First World War Poets The First World War poets were able to affect the emotions of their readers. Choose two or more poems that have affected you in some way, and analyse how the poets have achieved this affect. The subject of war is a delicate one to write about. However, Wilfred Owen expertly describes the horrors of conflict to his readers in a way few are able to. He conveys images and uses language in ways that can move the reader.
Even though the poets came from contrasting backgrounds, they were able to personalize war to make it hit a chord with the reader and display the bleak reality of war that regular citizens may not have realized, Hardy, through emotional pain and Owen, through imagery. In “Dulce et Decorum Est”, Owen successfully illustrates the physical punishment that war deals out to its soldiers. Throughout the first stanza, there is a great deal of imagery that gives the reader a good look at what war is like for soldiers who are, “knock-kneed, coughing like hags” (line 2) which shows visual and auditory imagery. The line continues with “we cursed through sludge” (line 2) with both auditory and kinesthetic imagery and ends with the soldiers “ limp[ing] on, blood-shod. All went lame, all blind” (line 6).

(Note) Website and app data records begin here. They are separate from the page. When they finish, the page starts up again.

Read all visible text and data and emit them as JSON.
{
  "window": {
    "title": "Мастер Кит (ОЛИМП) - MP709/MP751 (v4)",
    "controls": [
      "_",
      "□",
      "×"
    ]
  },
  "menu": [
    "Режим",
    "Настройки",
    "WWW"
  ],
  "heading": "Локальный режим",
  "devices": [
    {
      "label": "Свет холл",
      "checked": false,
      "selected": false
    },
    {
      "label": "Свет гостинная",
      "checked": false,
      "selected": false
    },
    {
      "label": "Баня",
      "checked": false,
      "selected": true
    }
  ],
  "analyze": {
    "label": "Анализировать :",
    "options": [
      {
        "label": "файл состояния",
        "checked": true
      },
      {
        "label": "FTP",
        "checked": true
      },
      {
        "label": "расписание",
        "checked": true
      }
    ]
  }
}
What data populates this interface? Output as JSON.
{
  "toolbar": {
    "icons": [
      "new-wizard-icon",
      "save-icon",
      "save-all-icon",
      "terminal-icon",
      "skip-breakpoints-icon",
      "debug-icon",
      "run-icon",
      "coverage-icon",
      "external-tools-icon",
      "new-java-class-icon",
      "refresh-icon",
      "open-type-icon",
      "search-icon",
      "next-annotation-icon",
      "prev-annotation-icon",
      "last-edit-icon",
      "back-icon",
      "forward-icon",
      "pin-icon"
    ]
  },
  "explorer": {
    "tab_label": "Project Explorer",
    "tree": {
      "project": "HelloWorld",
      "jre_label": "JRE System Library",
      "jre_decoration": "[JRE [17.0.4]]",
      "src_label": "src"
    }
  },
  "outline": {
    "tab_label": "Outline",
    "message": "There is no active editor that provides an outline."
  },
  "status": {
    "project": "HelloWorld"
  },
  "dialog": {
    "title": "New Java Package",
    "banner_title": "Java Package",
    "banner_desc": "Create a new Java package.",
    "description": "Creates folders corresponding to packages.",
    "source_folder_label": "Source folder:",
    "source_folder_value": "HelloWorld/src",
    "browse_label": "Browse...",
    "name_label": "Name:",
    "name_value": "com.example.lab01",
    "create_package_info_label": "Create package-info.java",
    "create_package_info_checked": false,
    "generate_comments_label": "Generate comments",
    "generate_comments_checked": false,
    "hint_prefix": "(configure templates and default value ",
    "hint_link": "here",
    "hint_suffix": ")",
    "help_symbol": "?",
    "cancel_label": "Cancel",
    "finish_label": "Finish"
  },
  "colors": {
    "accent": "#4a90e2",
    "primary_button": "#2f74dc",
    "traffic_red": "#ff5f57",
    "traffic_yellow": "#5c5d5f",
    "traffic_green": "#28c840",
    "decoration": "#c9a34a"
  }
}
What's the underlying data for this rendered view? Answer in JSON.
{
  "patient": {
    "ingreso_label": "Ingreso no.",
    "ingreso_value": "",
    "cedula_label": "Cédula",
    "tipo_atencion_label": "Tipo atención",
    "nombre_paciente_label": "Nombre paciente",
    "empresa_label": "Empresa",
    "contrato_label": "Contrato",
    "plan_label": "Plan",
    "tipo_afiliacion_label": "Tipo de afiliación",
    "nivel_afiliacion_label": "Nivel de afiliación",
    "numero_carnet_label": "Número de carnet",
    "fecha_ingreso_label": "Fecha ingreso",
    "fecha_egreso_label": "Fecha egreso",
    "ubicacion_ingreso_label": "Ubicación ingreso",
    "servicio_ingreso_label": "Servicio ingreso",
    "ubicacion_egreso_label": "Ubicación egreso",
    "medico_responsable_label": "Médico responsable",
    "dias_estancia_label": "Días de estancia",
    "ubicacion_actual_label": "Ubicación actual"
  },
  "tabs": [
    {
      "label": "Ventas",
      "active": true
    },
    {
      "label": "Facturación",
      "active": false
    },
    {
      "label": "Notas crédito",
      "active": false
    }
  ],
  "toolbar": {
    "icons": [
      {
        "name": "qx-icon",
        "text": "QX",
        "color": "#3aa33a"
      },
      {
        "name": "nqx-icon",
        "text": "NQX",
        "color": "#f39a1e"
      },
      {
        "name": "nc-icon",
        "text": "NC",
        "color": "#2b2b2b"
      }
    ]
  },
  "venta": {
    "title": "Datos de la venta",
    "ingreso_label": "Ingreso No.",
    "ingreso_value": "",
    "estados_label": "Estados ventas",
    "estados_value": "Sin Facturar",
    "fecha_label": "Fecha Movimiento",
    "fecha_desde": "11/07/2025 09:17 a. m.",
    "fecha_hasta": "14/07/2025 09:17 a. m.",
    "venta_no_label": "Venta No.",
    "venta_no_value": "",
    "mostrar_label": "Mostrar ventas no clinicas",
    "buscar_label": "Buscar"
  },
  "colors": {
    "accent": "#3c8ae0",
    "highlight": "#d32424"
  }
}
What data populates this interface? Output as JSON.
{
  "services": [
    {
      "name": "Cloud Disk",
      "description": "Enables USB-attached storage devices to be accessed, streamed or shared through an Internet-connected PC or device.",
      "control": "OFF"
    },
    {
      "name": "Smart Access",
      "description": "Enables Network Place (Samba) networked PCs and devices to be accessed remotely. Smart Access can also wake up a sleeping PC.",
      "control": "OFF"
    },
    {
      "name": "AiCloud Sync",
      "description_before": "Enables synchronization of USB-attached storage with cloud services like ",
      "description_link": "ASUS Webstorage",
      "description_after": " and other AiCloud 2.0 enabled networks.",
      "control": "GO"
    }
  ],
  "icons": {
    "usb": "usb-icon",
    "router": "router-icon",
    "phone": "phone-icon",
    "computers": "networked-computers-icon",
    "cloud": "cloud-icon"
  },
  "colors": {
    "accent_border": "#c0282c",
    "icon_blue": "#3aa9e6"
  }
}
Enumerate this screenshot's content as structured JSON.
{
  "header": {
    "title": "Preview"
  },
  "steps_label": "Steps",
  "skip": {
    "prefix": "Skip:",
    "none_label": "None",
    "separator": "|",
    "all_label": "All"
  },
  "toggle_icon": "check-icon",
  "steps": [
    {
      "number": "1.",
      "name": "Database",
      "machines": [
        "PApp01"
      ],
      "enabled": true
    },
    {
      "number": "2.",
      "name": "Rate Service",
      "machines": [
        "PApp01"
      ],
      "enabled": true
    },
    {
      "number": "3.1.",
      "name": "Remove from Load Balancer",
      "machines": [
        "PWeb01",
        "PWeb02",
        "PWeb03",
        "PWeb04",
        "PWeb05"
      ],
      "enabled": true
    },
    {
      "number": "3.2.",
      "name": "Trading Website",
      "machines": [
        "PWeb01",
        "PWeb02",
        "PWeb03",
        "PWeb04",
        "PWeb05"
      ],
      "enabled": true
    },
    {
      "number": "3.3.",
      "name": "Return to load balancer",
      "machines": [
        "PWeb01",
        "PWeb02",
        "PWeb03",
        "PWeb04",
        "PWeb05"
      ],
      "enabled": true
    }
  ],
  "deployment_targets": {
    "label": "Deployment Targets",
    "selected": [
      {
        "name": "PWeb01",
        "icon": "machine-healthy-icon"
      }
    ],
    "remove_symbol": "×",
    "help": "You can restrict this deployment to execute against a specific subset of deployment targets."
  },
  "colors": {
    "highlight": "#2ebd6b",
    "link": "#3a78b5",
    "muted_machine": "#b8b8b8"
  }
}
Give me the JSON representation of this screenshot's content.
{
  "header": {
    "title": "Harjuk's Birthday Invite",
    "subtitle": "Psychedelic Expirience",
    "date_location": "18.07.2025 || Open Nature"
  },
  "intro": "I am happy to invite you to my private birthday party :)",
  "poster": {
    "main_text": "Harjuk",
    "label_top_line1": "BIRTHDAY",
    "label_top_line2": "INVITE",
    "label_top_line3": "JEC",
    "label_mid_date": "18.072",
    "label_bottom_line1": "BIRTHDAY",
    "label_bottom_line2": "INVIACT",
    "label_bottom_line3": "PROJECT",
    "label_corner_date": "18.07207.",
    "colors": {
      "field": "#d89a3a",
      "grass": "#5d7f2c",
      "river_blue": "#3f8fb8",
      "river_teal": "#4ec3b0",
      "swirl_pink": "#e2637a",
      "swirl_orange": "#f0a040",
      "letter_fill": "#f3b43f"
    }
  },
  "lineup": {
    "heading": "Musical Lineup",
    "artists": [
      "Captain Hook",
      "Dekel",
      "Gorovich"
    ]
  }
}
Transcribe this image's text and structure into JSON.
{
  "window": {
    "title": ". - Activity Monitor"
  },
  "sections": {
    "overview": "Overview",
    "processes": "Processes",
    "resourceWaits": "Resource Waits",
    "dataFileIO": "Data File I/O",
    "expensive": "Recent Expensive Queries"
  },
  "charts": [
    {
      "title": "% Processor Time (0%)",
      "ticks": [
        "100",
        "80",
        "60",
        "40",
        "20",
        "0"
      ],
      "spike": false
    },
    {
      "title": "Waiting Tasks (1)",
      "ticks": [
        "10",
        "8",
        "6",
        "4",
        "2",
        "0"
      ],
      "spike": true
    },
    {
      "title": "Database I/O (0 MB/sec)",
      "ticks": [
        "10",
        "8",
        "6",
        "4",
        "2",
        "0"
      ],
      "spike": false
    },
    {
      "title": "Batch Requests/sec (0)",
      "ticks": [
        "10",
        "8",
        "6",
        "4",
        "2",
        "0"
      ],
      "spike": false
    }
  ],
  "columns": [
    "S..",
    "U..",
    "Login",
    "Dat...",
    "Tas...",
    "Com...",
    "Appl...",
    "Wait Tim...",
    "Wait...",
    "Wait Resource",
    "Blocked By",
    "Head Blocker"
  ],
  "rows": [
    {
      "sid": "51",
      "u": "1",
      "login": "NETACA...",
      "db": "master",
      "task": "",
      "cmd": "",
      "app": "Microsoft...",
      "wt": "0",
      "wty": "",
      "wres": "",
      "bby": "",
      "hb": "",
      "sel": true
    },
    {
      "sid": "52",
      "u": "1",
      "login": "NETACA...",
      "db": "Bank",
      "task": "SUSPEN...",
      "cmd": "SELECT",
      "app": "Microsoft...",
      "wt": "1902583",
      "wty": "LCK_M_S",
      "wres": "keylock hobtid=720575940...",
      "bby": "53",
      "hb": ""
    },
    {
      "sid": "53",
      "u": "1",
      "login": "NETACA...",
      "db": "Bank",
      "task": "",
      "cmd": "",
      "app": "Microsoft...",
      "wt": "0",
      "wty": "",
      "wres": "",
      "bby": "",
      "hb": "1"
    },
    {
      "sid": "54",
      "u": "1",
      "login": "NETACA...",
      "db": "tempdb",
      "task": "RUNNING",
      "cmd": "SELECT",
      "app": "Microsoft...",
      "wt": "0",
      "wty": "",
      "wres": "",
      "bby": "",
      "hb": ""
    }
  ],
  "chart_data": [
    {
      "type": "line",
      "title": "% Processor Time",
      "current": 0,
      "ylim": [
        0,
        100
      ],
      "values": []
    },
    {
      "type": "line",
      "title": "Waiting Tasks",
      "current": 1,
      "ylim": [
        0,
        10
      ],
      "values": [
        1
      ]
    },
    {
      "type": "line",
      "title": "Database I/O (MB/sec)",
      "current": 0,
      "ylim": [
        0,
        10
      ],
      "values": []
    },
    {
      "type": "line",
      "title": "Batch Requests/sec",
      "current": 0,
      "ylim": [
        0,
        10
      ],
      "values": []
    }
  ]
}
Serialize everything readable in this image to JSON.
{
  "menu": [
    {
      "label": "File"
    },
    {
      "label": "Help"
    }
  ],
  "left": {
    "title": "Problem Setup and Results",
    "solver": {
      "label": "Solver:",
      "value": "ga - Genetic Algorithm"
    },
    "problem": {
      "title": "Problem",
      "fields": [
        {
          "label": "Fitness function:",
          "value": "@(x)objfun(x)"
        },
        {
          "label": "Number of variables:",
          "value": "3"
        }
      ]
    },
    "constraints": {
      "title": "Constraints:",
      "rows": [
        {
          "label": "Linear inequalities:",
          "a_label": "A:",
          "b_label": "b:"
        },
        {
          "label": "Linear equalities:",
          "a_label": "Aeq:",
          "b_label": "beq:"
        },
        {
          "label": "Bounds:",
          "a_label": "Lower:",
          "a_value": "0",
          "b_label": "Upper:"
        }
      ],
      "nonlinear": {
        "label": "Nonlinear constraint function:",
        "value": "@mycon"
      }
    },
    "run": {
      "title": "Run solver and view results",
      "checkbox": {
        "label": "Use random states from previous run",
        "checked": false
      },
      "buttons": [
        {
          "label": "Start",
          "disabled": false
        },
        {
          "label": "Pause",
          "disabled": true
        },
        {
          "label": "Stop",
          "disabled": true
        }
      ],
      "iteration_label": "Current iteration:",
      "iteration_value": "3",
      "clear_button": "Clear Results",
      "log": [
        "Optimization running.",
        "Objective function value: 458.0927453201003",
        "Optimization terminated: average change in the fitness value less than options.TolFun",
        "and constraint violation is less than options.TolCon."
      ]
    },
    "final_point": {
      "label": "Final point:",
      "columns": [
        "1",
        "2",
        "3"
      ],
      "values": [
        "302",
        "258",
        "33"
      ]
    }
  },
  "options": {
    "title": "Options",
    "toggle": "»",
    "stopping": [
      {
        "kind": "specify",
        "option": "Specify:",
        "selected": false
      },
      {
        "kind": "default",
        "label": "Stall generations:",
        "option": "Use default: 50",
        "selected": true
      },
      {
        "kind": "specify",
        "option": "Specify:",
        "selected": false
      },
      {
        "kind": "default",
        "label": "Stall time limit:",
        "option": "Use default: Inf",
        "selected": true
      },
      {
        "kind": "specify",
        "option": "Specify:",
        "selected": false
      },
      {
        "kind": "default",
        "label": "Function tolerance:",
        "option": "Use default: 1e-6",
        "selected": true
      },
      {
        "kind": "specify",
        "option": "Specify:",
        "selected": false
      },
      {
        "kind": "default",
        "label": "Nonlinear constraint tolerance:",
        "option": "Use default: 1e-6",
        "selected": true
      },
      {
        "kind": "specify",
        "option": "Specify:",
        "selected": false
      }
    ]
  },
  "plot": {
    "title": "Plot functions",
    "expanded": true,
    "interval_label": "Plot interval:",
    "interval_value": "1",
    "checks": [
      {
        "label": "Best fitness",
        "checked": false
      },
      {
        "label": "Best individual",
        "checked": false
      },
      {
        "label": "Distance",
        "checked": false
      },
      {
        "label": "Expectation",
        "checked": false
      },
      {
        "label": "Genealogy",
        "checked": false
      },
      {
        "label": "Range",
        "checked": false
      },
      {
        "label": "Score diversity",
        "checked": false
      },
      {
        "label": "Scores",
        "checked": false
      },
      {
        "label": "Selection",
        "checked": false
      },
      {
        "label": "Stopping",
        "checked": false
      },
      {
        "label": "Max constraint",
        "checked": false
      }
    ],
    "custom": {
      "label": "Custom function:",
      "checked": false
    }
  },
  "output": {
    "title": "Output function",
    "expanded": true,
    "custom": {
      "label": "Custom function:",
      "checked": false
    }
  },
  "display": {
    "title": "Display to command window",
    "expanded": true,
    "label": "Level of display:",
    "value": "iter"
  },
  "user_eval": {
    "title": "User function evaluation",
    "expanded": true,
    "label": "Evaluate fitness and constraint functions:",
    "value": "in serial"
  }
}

This poem represents Owen’s outrage at the waste and loss of life experienced during the war but also explores the loss of innocence experienced by these young soldiers. A close analysis of Owen’s language techniques in these two poems will illustrate how Owen effectively shocks his responders, in order to reveal the barbarity and dehumanisation of war. To begin, in the graphic poem ’Dulce Et Decorum Est’ Wilfred Owen immediately unveils the grim reality of war through the effective use of powerful imagery. Owen vividly forces readers to recognise the loss of innocence and the waste of human life, effectively immersing them in the tragic world of the poem. For example, the use of the simile when